Tesco’s much-anticipated entry into Wal-Mart’s backyard is imminent and will be through a joint venture with US chain Meijer, according to sources.
Tesco is tipped to take a 49% stake in the mid-west company for £2.5bn. It is thought it will announce the deal in a fortnight’s time.
Meijer would tick all Tesco’s boxes for expansion. Chief executive Sir Terry Leahy’s overseas expansion strategy calls for competent management, existing profitability, basic customer loyalty tools, growth potential and the ability to teach Tesco something it does not know.
Meijer, a Michigan-based family-owned grocery and general merchandise operation, runs 170 stores in Illinois, Indiana, Kentucky, Michigan and Ohio. The stores are particularly strong in non-food and comprise 40 departments including automotive, fashion and pharmacy as well as food. The company is regarded by industry commentators as well run, a good fit to Tesco

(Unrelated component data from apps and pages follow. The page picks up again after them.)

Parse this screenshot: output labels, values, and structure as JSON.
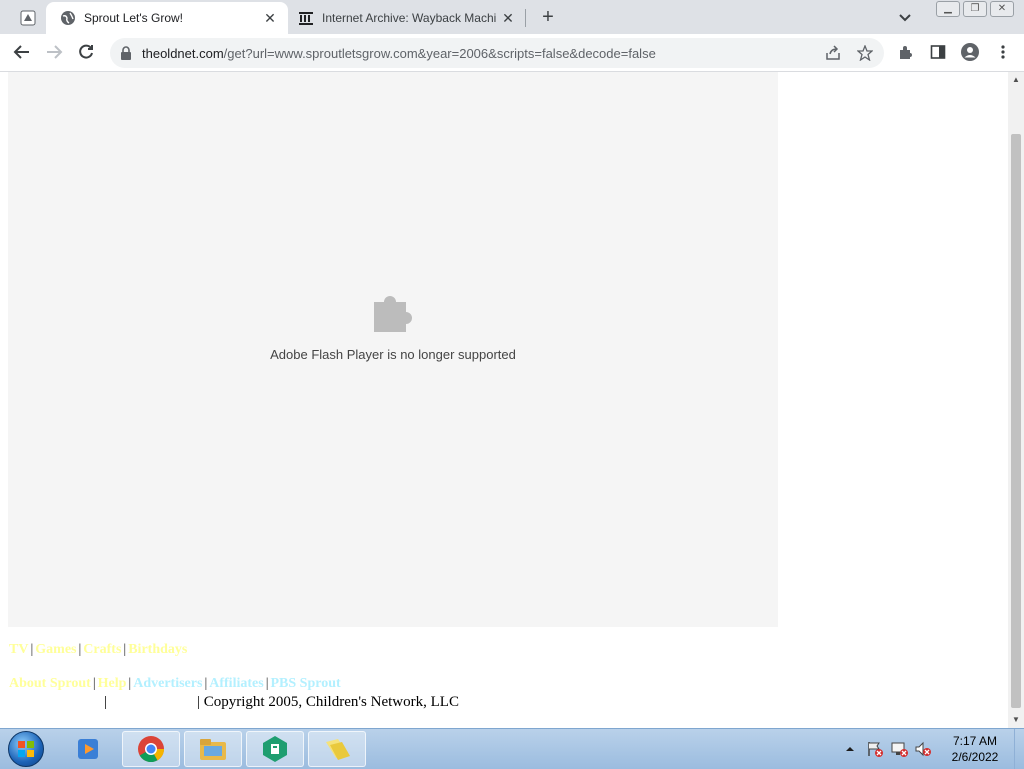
{
  "browser": {
    "tabs": [
      {
        "title": "Sprout Let's Grow!",
        "active": true,
        "favicon": "globe-icon"
      },
      {
        "title": "Internet Archive: Wayback Machi",
        "active": false,
        "favicon": "archive-icon"
      }
    ],
    "url": {
      "host": "theoldnet.com",
      "path": "/get?url=www.sproutletsgrow.com&year=2006&scripts=false&decode=false"
    }
  },
  "page": {
    "flash_message": "Adobe Flash Player is no longer supported",
    "nav_row1": [
      {
        "label": "TV",
        "color": "#ffff99"
      },
      {
        "label": "Games",
        "color": "#ffff99"
      },
      {
        "label": "Crafts",
        "color": "#ffff99"
      },
      {
        "label": "Birthdays",
        "color": "#ffff99"
      }
    ],
    "nav_row2": [
      {
        "label": "About Sprout",
        "color": "#ffff99"
      },
      {
        "label": "Help",
        "color": "#ffff99"
      },
      {
        "label": "Advertisers",
        "color": "#b3f0ff"
      },
      {
        "label": "Affiliates",
        "color": "#b3f0ff"
      },
      {
        "label": "PBS Sprout",
        "color": "#b3f0ff"
      }
    ],
    "copyright": "| Copyright 2005, Children's Network, LLC",
    "separator": "|"
  },
  "taskbar": {
    "apps": [
      "media-player-icon",
      "chrome-icon",
      "file-explorer-icon",
      "green-app-icon",
      "folder-app-icon"
    ],
    "clock_time": "7:17 AM",
    "clock_date": "2/6/2022"
  }
}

and is profitable, growing at 4% a year.
Sir Terry has also said the company would not look to acquire a US supermarket chain. A joint venture would allay shareholders’ fears about cost, particularly if it comes after a strong trading update.
A Tesco spokesman said the retailer did not comment on rumour and speculation. He also denied reports this week that a planned visit to India by Sir Terry was any indication that it was looking to open supermarkets in the strictly controlled country.
“Sir Terry is visiting our service centre and sourcing office in Bangalore, but that’s all,” said the spokesman. “There are lots of countries we’re looking at, and we can never say never. However, we’ve entered three new markets recently - China, Japan and Turkey - and we’re focused on growing these businesses.”
Meanwhile, analysts are expecting another market-beating performance when Tesco unveils its third-quarter results on Friday (November 25). “We’re expecting like-for-likes of between 4.5-5%, excluding petrol,” said Shore Capital analyst Darren Shirley.
Panmure Gordon analyst Justin Scarborough said he was looking at more optimistic growth of 7% in like-for-likes.
Siân Harrington